By: Tanvi Madan
September 25, 2013
Editor's Note: This piece first appeared on the New York Times "India Ink" blog.
Prime Minister Manmohan Singh of India, who is on a visit to the United States, will meet President Obama in Washington on Friday.
Mr. Singh is meeting Mr. Obama at a time when both the United States and India have their attention directed elsewhere. India is preoccupied with domestic political developments and the economy. On the foreign policy front, there is perhaps greater interest in the meeting Mr. Singh is scheduled to have with Nawaz Sharif, the prime minister of Pakistan in New York. Washington is focused on a potential government shutdown, and Iran and Syria are the top issues on the foreign policy docket.
The United States and Indian governments are keeping expectations low for the Obama-Singh meeting. Thus it is easy to lose sight of what the visit does signify — the end of an era during which administrations of different stripes in both countries laid the foundation of a strong bilateral relationship. The question that lies ahead is whether the two countries — and not just the governments — will build something substantial upon it.
The state of the two countries is different today than it was four years ago when Mr. Singh last visited Washington. Then, the Indian economy was growing at about 8 percent and Mr. Singh’s coalition had recently returned to power. It was the United States that was struggling with the financial crisis and geopolitically. Mr. Singh’s current visit comes after announcement that the Indian economy grew at a 4.4 percent rate in the last quarter and at a time when people are questioning whether his government will have a mandate to do anything substantial before the 2014 elections.
Despite the impending politico-economic crisis in Washington, the American economy seems better off today than four years ago. In combination with the unconventional energy revolution, this has observers and policymakers cautioning against betting against the United States.
Recently, there has been much talk about the drift and the differences between India and the United States. There is little doubt that there are differences — most of which will be on the agenda when the two leaders meet.
On the geopolitical side, there has been much concern in India about what the United States’ drawdown of forces from Afghanistan will mean for India’s role there, the American and Indian relationships with Pakistan, and the American stance on terrorism. In the United States, Indian imports of oil from Iran have been a concern, especially on Capitol Hill.

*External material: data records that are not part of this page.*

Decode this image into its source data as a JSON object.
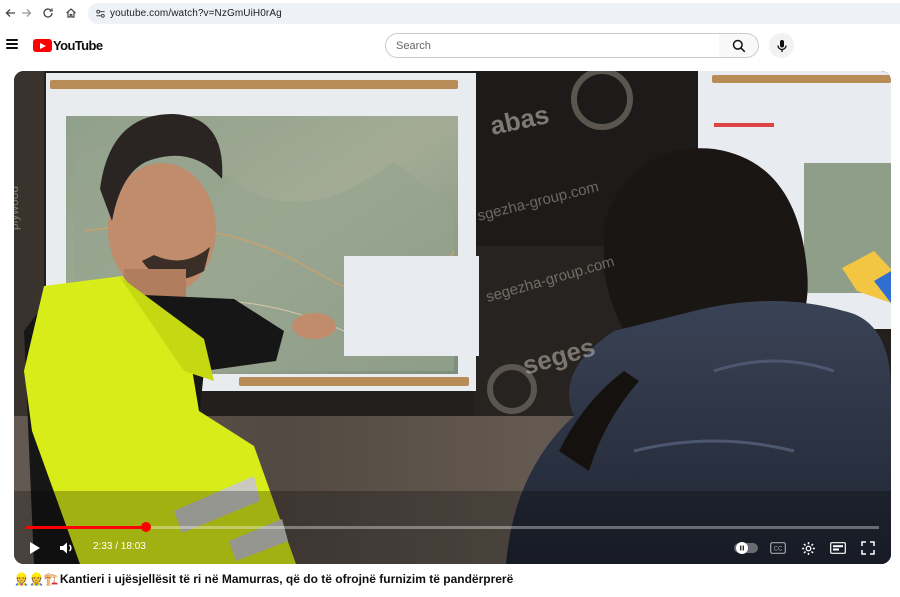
{
  "browser": {
    "url": "youtube.com/watch?v=NzGmUiH0rAg"
  },
  "header": {
    "logo_text": "YouTube",
    "search_placeholder": "Search"
  },
  "player": {
    "current_time": "2:33",
    "duration": "18:03",
    "time_display": "2:33 / 18:03",
    "progress": 0.141,
    "accent_color": "#ff0000"
  },
  "scene_text": {
    "banner_1": "abas",
    "banner_2": "sgezha-group.com",
    "banner_3": "segezha-group.com",
    "banner_4": "seges",
    "side_label": "plywood"
  },
  "video": {
    "title": "Kantieri i ujësjellësit të ri në Mamurras, që do të ofrojnë furnizim të pandërprerë",
    "title_emojis": "👷👷🏗️"
  }
}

On the economic side, there has been heartburn in the corporate sector.
Over the last decade, corporations had been among the strongest proponents of the United States-India relationship, but more recently it has been the complaints from this sector that have been louder. Some Indian companies are concerned that potential American immigration reform will adversely affect their business model. Sections of American business and labor have expressed chagrin about Indian trade and investment policies — their unhappiness has been evident in letters to and from congressional members, at hearings on the Hill, and in advertisements being placed in advance of the prime minister’s visit. Multilaterally, the two countries disagree on climate change, global trade negotiations and issues like Syria.
The agenda, however, won’t just be full of lamentations. The two countries have a host of regional issues to discuss, including those related to the Asia-Pacific region and the Middle East. Both sides are playing down the possibility of potential agreements, but there has been an effort to get deals done on the defense and climate change fronts.
Ashton Carter, the American deputy secretary of defense, just returned from India having offered that country the opportunity to produce the Javelin missile jointly. There were some indications that there might be an agreement on climate change akin to the one China and the United States reached, but an Indian official noted that that was still a “work in progress.”